While ticks remain a constant source of irritation and cost for many breeders, the Richardson family's Sahiwal herd hasn't been dipped for more than three decades.
With each treatment costing around $6/head, ticks are a huge financial burden on many Queensland beef operations, costing the Australian beef industry an estimated $175 million each year.
For the Richardson family, the little known Pakistani breed, Sahiwal, has proved to be the magic bullet they were so desperately seeking in the fight against ticks.
They originally ran dairy cattle on a property at Willow Vale on the outskirts of the Gold Coast but switched to Sahiwals in 1969 when they were unable to keep ticks under control.
Rod Richardson, who now runs the Sentinel Sahiwal Stud with his father Ernie and sister Elle, said the family's dairy herd was plagued by a tick that was completely resistant to all treatments and became impossible to control.
"The property was basically put under quarantine and they actually named the tick the Mount Alford tick after the property because it had evolved there," he said.

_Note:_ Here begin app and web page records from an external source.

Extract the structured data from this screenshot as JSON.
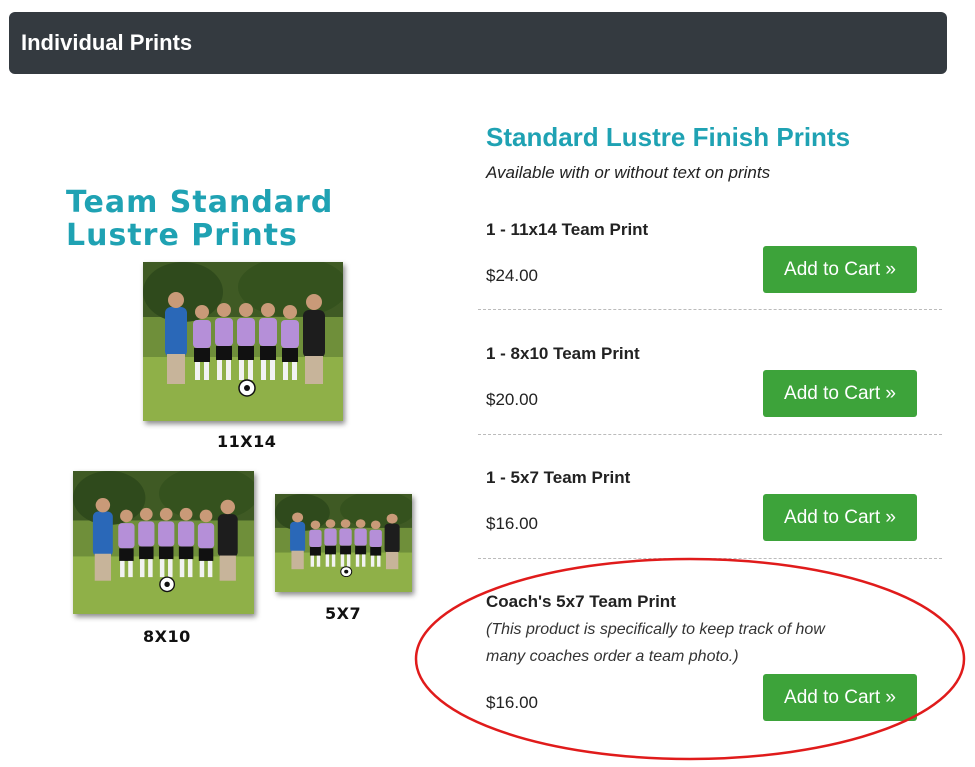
{
  "header": {
    "title": "Individual Prints"
  },
  "left": {
    "heading_line1": "Team Standard",
    "heading_line2": "Lustre Prints",
    "photos": [
      {
        "caption": "11X14"
      },
      {
        "caption": "8X10"
      },
      {
        "caption": "5X7"
      }
    ]
  },
  "right": {
    "heading": "Standard Lustre Finish Prints",
    "subheading": "Available with or without text on prints"
  },
  "products": [
    {
      "name": "1 - 11x14 Team Print",
      "price": "$24.00",
      "button": "Add to Cart »"
    },
    {
      "name": "1 - 8x10 Team Print",
      "price": "$20.00",
      "button": "Add to Cart »"
    },
    {
      "name": "1 - 5x7 Team Print",
      "price": "$16.00",
      "button": "Add to Cart »"
    },
    {
      "name": "Coach's 5x7 Team Print",
      "note_line1": "(This product is specifically to keep track of how",
      "note_line2": "many coaches order a team photo.)",
      "price": "$16.00",
      "button": "Add to Cart »"
    }
  ],
  "colors": {
    "header_bg": "#343a40",
    "accent_teal": "#1fa2b3",
    "button_green": "#3da33a",
    "annotation_red": "#e01b1b"
  }
}
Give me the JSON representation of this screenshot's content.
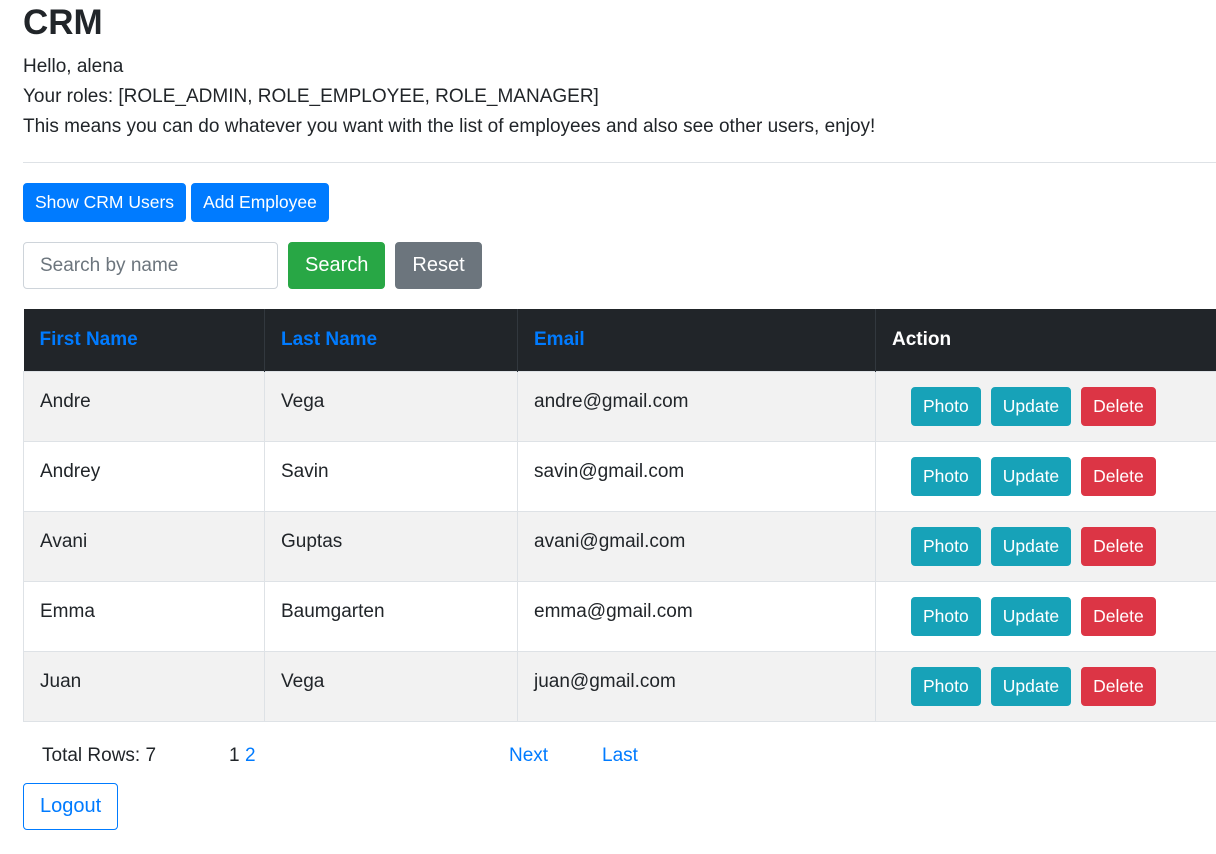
{
  "header": {
    "title": "CRM",
    "greeting": "Hello, alena",
    "roles": "Your roles: [ROLE_ADMIN, ROLE_EMPLOYEE, ROLE_MANAGER]",
    "message": "This means you can do whatever you want with the list of employees and also see other users, enjoy!"
  },
  "toolbar": {
    "show_users_label": "Show CRM Users",
    "add_employee_label": "Add Employee"
  },
  "search": {
    "placeholder": "Search by name",
    "value": "",
    "search_label": "Search",
    "reset_label": "Reset"
  },
  "table": {
    "columns": [
      {
        "label": "First Name",
        "sortable": true
      },
      {
        "label": "Last Name",
        "sortable": true
      },
      {
        "label": "Email",
        "sortable": true
      },
      {
        "label": "Action",
        "sortable": false
      }
    ],
    "action_labels": {
      "photo": "Photo",
      "update": "Update",
      "delete": "Delete"
    },
    "rows": [
      {
        "first_name": "Andre",
        "last_name": "Vega",
        "email": "andre@gmail.com"
      },
      {
        "first_name": "Andrey",
        "last_name": "Savin",
        "email": "savin@gmail.com"
      },
      {
        "first_name": "Avani",
        "last_name": "Guptas",
        "email": "avani@gmail.com"
      },
      {
        "first_name": "Emma",
        "last_name": "Baumgarten",
        "email": "emma@gmail.com"
      },
      {
        "first_name": "Juan",
        "last_name": "Vega",
        "email": "juan@gmail.com"
      }
    ]
  },
  "pagination": {
    "total_rows": "Total Rows: 7",
    "current_page": "1",
    "page_2": "2",
    "next_label": "Next",
    "last_label": "Last"
  },
  "footer": {
    "logout_label": "Logout"
  },
  "colors": {
    "primary": "#007bff",
    "success": "#28a745",
    "secondary": "#6c757d",
    "info": "#17a2b8",
    "danger": "#dc3545",
    "table_header": "#212529"
  }
}
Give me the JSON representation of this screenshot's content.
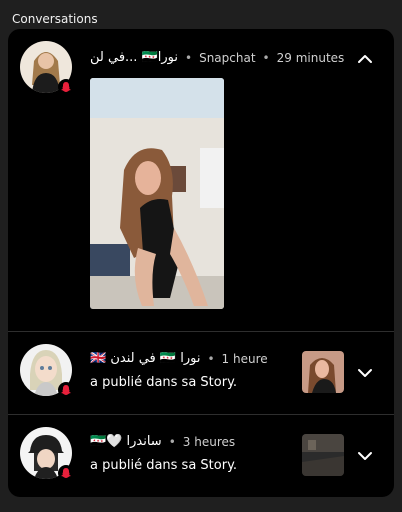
{
  "section": {
    "title": "Conversations"
  },
  "conversations": [
    {
      "name": "في لن... 🇸🇾نورا",
      "source": "Snapchat",
      "time": "29 minutes",
      "expanded": true
    },
    {
      "name": "🇬🇧 في لندن 🇸🇾 نورا",
      "time": "1 heure",
      "subtitle": "a publié dans sa Story."
    },
    {
      "name": "🇸🇾🤍 ساندرا",
      "time": "3 heures",
      "subtitle": "a publié dans sa Story."
    }
  ],
  "icons": {
    "expanded": "chevron-up-icon",
    "collapsed": "chevron-down-icon",
    "badge": "snapchat-ghost-icon"
  },
  "colors": {
    "panel": "#000000",
    "background": "#1f1f1f",
    "badge": "#e8203b"
  }
}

"We were using 50 times the strength of the dip intended and it still wasn't killing them.
"Dad had a relative in the beef industry who suggested we run Sahiwals, and that is how we got into them.
"He teamed up with Professor Des Dowling who worked in vet science at the University of Queensland and between him and Dad they started the Australian Sahiwal Society."
Forty years after purchasing their first Sahiwal breeders, the Richardson family is now running 230 Sahiwal and Sahiwal cross breeders on their 283ha property at Running Creek, 18km south of Rathdowney in South East Queensland.
The family relocated to Running Creek, a 1016 mm/year rainfall region, less than two years ago. They are hoping to eventually run around 350 breeders on the highly productive property.